* _Work required_
Search the records below for the string "clip" and report only the number of lines that contain it.

* _Records to process_
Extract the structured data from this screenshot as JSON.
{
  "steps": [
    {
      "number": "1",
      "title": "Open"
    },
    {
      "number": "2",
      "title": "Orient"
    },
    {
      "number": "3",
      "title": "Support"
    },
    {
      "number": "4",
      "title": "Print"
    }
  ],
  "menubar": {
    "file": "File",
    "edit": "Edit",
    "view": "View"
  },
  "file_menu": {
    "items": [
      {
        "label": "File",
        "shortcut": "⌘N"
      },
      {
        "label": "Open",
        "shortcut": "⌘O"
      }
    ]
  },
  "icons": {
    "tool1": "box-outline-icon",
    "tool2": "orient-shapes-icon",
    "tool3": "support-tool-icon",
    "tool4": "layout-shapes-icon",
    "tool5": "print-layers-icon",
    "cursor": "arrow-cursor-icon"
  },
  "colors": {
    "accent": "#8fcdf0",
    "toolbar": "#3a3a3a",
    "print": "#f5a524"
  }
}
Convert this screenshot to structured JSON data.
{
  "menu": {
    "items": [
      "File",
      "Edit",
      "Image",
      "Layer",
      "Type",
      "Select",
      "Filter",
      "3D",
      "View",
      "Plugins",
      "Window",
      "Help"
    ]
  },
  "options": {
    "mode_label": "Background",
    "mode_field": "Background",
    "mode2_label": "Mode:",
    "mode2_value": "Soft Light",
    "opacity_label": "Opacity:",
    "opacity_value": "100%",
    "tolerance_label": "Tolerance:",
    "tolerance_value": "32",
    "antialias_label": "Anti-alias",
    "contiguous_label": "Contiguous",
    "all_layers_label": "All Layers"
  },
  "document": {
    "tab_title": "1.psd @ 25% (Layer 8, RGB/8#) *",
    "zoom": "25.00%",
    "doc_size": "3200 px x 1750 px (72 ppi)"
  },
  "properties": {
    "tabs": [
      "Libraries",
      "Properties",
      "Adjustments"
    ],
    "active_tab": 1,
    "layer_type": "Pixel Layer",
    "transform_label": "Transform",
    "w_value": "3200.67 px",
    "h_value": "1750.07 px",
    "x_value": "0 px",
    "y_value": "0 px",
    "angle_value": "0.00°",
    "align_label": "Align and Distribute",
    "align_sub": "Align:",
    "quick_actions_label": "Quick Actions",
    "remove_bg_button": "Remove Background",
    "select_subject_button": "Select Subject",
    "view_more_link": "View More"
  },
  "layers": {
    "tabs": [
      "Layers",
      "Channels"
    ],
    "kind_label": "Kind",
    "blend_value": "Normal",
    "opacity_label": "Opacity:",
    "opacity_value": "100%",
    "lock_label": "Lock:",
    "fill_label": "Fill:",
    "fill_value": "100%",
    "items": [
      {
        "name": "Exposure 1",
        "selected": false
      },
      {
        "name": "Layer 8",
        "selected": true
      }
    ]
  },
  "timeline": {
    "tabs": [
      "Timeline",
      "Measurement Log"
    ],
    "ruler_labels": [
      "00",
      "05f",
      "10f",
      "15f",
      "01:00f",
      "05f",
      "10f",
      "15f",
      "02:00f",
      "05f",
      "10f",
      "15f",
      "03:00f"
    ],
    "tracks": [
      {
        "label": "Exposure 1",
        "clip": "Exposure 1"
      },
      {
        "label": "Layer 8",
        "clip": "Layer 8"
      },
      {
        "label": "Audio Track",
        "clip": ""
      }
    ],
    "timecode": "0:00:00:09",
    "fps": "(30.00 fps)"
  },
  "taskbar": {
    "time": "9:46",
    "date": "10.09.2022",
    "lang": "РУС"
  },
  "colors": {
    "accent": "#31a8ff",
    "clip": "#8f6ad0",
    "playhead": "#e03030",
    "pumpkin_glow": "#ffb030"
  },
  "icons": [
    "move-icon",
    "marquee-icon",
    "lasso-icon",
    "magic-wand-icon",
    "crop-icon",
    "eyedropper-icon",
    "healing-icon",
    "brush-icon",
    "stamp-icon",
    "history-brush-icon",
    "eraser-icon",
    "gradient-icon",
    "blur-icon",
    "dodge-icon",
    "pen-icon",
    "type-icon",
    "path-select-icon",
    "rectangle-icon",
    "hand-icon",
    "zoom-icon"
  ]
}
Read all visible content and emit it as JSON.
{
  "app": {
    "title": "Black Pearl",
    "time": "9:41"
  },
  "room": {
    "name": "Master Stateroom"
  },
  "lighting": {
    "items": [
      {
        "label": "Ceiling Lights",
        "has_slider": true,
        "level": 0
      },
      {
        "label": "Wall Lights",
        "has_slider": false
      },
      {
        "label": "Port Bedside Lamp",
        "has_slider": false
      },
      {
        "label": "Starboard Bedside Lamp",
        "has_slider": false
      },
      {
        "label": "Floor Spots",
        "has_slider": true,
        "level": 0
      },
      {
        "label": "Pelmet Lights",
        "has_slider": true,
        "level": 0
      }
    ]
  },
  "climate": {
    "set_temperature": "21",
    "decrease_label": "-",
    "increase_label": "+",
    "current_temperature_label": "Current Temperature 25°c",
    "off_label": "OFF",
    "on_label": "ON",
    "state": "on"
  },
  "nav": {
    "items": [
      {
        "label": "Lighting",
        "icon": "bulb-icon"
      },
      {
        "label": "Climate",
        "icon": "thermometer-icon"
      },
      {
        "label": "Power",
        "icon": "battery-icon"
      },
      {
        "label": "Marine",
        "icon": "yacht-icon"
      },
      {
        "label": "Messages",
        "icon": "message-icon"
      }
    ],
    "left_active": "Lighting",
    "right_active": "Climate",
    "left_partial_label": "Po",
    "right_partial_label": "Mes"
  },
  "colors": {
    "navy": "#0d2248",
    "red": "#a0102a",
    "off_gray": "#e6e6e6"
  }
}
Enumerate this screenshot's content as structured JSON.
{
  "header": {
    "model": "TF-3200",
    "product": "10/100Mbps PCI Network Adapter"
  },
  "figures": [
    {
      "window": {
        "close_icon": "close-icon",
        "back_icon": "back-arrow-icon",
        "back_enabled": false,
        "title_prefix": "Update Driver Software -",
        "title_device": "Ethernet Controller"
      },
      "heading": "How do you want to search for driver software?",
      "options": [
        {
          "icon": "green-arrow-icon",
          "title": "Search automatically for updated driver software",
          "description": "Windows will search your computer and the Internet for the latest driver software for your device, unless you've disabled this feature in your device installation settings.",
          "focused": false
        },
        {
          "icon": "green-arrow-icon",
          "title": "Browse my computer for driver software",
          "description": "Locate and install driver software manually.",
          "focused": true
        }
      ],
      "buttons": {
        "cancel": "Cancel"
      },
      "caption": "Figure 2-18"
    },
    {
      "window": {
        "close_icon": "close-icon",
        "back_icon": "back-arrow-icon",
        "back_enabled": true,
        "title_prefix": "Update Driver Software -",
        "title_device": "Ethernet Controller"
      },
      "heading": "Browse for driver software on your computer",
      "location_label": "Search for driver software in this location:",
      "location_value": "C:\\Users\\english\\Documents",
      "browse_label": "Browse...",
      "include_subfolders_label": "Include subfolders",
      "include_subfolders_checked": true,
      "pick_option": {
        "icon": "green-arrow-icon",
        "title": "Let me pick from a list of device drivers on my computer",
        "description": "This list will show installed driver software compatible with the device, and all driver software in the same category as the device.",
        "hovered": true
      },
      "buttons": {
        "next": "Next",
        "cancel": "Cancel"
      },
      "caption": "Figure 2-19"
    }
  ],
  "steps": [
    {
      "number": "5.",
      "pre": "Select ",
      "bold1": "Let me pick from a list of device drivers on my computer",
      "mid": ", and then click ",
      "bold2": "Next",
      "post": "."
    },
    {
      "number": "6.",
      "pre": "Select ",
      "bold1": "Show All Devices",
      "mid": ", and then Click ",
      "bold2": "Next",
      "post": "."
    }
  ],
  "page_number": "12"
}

* _Result of the exercise_
4